Some of these issues were specific to my location. I think a drive-by would have been much better, which is what I’ve heard of from most people. That seems less likely to cause exposure in those getting tested. It also would be more sustainable for the sick and elderly.
I think it also might be worth embracing alternative testing methods, such as at-home saliva tests, in addition to the formal test. I know that they have a higher chance of producing a false-negative, and that could result in a false sense of security. However, I think the same could be said for the nasal swab if masses of people congregate to the same place for testing. I, for example, received a negative result. If I had become infected at the testing site, I would still have received a negative result, but would have had an even stronger false sense of security than if I had only taken an at-home test.
I also think we need some sense of moving forward and looking for better options–which means being allowed to talk about the risks and problems of getting tested in the first place. I think it is important to offer accurate information for other people who might receive a test. I think people deserve to know if their will be a line with other people or if the test will be painful, even if that would be politicized unfairly. It has to be okay to talk about these things, to raise issues and concerns.
This is a new, strange, bizarre journey for all of us. I hope we can make it the best it can be.
One thing (among many) that I love about the journal Sweet: A Literary Confection is that they spotlight previous contributors and give them a chance to talk a bit about their writing and reading. It was fun to think about what I’m doing with reading and writing at the moment, and putting it into words.
Knitting and crocheting and other fiber arts have made somewhat of a comeback in recent years, but they remain, in my estimation, underestimated.
As a process, yarn crafting and fiber arts offer meditative stillness and gentle momentum. The repetition of pulling through a loop or threading a stitch is natural and ancestral. It bears the rhythm of the elements, the ebb and flow of water and the current of wind. Fiber art pieces develop slowly, appearing in completion like a morning glory after days or weeks of winding upward. Yarn crafting is therapeutic, reducing depression, anxiety, insomnia and dementia, along with having other health benefits.
For some, now could be an ideal time to learn crocheting, knitting, cross-stitching or hand-sewing. While much thought can go into the colors and design, the bulk of the work is done in simple, repetitive steps. I sometimes tell myself that if I feed my brain good “food,” I won’t want to “snack” as much during the day with, say, endless social media scrolling. I consider crochet as part of the good food category, even though it isn’t as dense or chewy as some things.

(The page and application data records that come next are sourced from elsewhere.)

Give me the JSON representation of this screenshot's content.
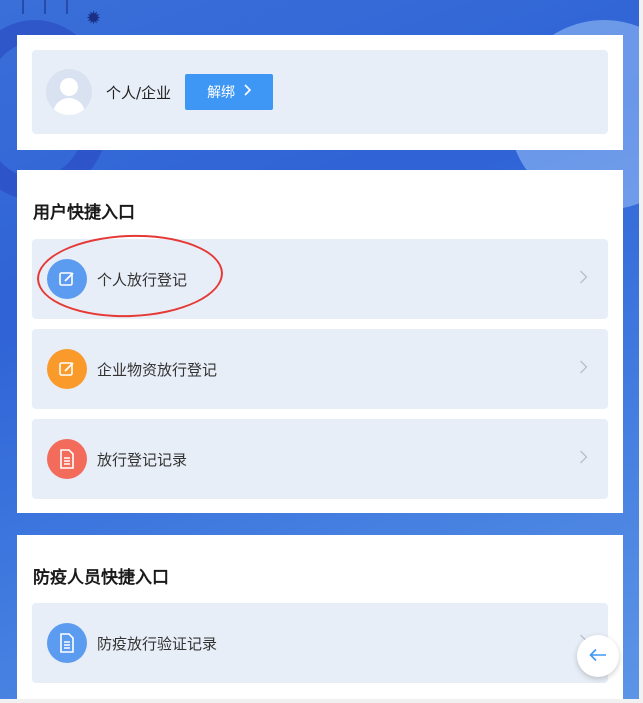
{
  "profile": {
    "name": "个人/企业",
    "unbind_label": "解绑"
  },
  "user_section": {
    "title": "用户快捷入口",
    "items": [
      {
        "label": "个人放行登记",
        "icon": "edit-icon",
        "color": "#5b9cf0"
      },
      {
        "label": "企业物资放行登记",
        "icon": "edit-icon",
        "color": "#f99a2b"
      },
      {
        "label": "放行登记记录",
        "icon": "document-icon",
        "color": "#f26b5b"
      }
    ]
  },
  "epidemic_section": {
    "title": "防疫人员快捷入口",
    "items": [
      {
        "label": "防疫放行验证记录",
        "icon": "document-icon",
        "color": "#5b9cf0"
      }
    ]
  },
  "colors": {
    "accent": "#3f97f5",
    "annotation": "#e53935"
  }
}
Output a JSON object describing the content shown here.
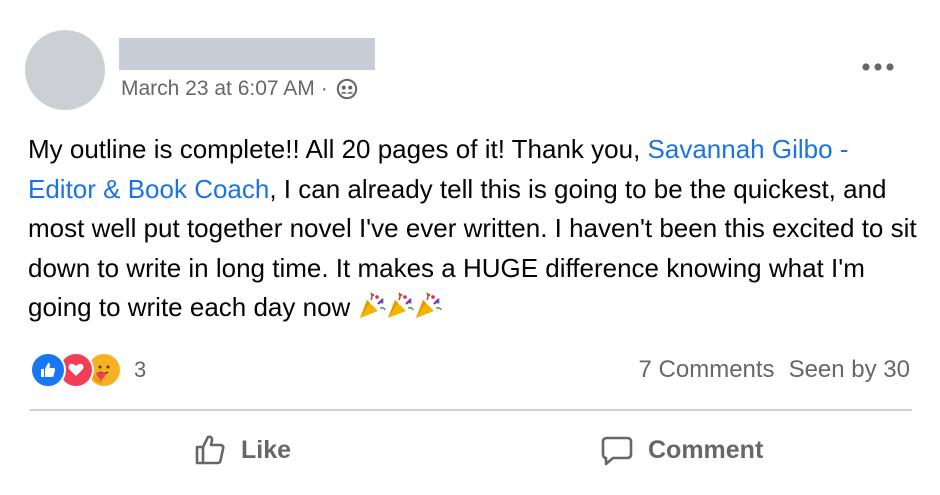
{
  "post": {
    "timestamp": "March 23 at 6:07 AM",
    "separator": "·",
    "audience_icon": "friends-icon",
    "text_part1": "My outline is complete!! All 20 pages of it! Thank you, ",
    "mention": "Savannah Gilbo - Editor & Book Coach",
    "text_part2": ", I can already tell this is going to be the quickest, and most well put together novel I've ever written. I haven't been this excited to sit down to write in long time. It makes a HUGE difference knowing what I'm going to write each day now ",
    "emojis": [
      "party-popper-icon",
      "party-popper-icon",
      "party-popper-icon"
    ]
  },
  "reactions": {
    "types": [
      "like-icon",
      "love-icon",
      "care-icon"
    ],
    "count": "3"
  },
  "stats": {
    "comments": "7 Comments",
    "seen_by": "Seen by 30"
  },
  "actions": {
    "like_label": "Like",
    "comment_label": "Comment"
  },
  "colors": {
    "link": "#1b74e4",
    "secondary_text": "#65676b",
    "like_blue": "#1877f2",
    "love_red": "#f33e58"
  }
}
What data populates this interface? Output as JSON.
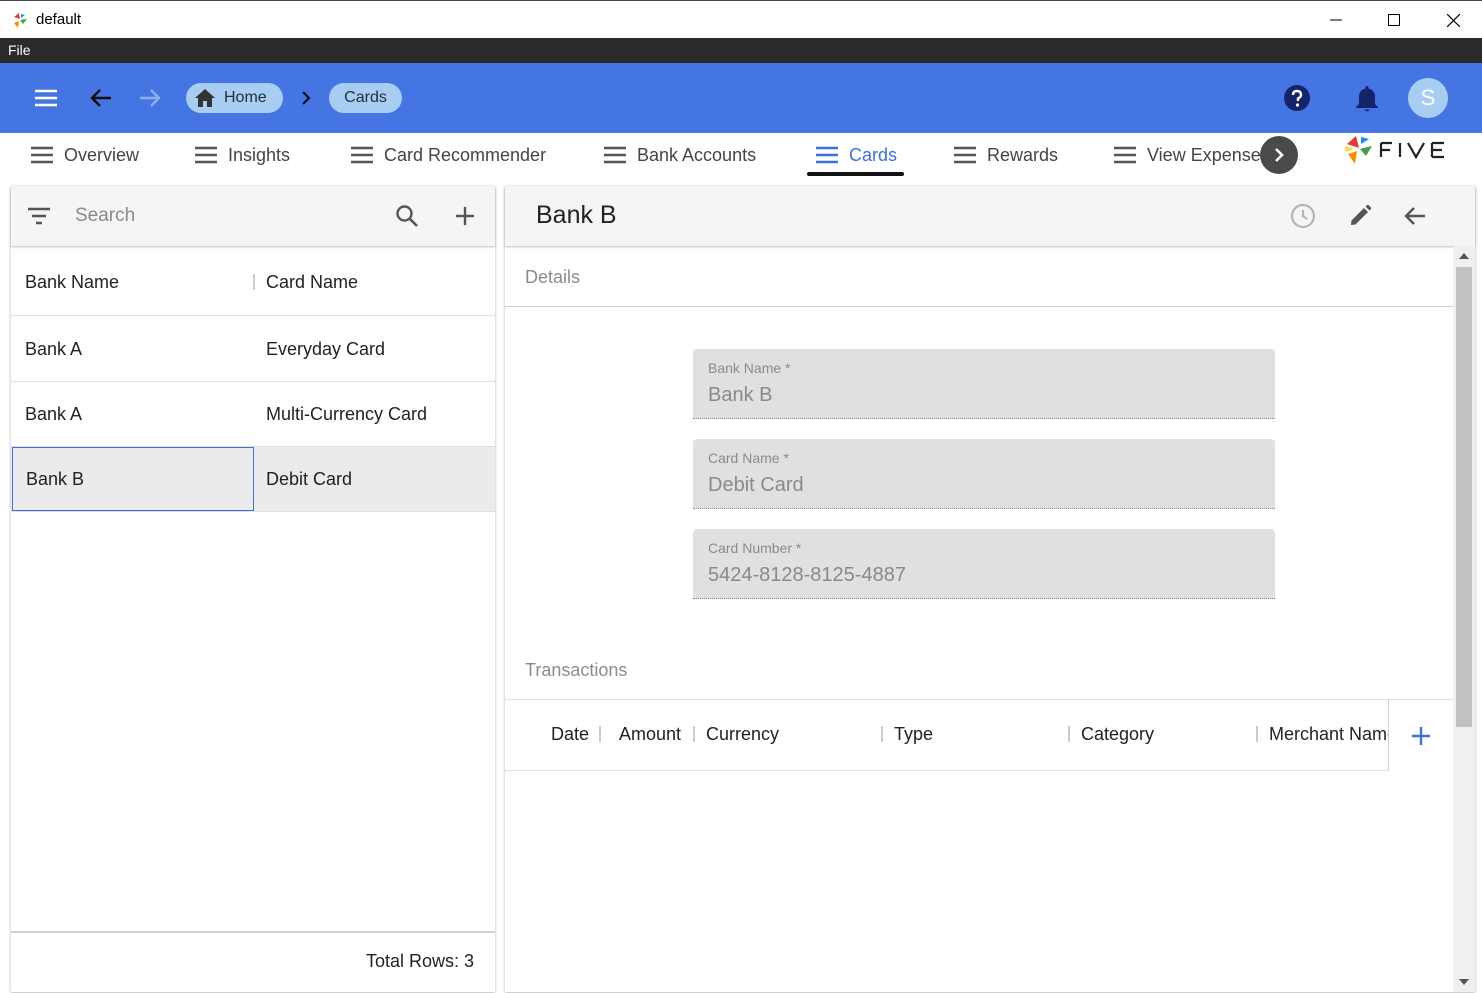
{
  "window": {
    "title": "default"
  },
  "menu": {
    "file": "File"
  },
  "appbar": {
    "breadcrumb": [
      {
        "label": "Home"
      },
      {
        "label": "Cards"
      }
    ],
    "avatar_initial": "S",
    "colors": {
      "bar": "#4475e3",
      "chip": "#a8cdf3"
    }
  },
  "tabs": [
    {
      "label": "Overview"
    },
    {
      "label": "Insights"
    },
    {
      "label": "Card Recommender"
    },
    {
      "label": "Bank Accounts"
    },
    {
      "label": "Cards",
      "active": true
    },
    {
      "label": "Rewards"
    },
    {
      "label": "View Expenses"
    }
  ],
  "list": {
    "search_placeholder": "Search",
    "columns": [
      "Bank Name",
      "Card Name"
    ],
    "rows": [
      {
        "bank": "Bank A",
        "card": "Everyday Card"
      },
      {
        "bank": "Bank A",
        "card": "Multi-Currency Card"
      },
      {
        "bank": "Bank B",
        "card": "Debit Card",
        "selected": true
      }
    ],
    "total_rows": "Total Rows: 3"
  },
  "detail": {
    "title": "Bank B",
    "details_label": "Details",
    "fields": [
      {
        "label": "Bank Name *",
        "value": "Bank B"
      },
      {
        "label": "Card Name *",
        "value": "Debit Card"
      },
      {
        "label": "Card Number *",
        "value": "5424-8128-8125-4887"
      }
    ],
    "transactions_label": "Transactions",
    "transaction_columns": [
      "Date",
      "Amount",
      "Currency",
      "Type",
      "Category",
      "Merchant Name"
    ]
  }
}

Lately I’ve mostly made a bit of progress on a sleeping mat I am making. This is a huge project I’ve already spent, I’d guess, over fifty hours on (including cutting up plastic bags into two-inch rings and looping them together to make plarn). This project is easier done in groups just because of the sheer size of the project, though I’ve also found it fulfilling to work on alone. When I’m done, we’ll bring it to our local homeless shelter. The mats are lightweight and easy to carry, easy to wash off, pretty durable, insulating, thick and cushy.